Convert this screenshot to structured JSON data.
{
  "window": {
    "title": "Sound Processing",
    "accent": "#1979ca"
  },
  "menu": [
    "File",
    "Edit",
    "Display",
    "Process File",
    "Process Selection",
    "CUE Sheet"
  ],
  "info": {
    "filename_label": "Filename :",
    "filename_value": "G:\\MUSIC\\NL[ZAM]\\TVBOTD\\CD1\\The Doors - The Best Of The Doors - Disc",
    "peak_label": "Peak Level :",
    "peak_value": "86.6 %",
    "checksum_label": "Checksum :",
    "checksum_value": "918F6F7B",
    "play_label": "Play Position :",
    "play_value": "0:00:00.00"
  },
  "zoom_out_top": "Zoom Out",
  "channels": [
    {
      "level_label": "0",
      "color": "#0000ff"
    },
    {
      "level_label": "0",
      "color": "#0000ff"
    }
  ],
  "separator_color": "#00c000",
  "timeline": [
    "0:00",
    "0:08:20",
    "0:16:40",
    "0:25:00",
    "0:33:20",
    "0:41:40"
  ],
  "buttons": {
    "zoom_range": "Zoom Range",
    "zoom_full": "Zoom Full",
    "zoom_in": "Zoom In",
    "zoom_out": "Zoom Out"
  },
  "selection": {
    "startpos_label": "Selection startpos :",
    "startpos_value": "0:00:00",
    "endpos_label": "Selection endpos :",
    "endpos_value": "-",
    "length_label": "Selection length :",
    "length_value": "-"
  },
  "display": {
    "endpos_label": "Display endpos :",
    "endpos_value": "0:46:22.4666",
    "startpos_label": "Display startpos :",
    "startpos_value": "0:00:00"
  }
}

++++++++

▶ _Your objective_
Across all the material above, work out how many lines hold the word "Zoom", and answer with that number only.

▶ _Written solution_
5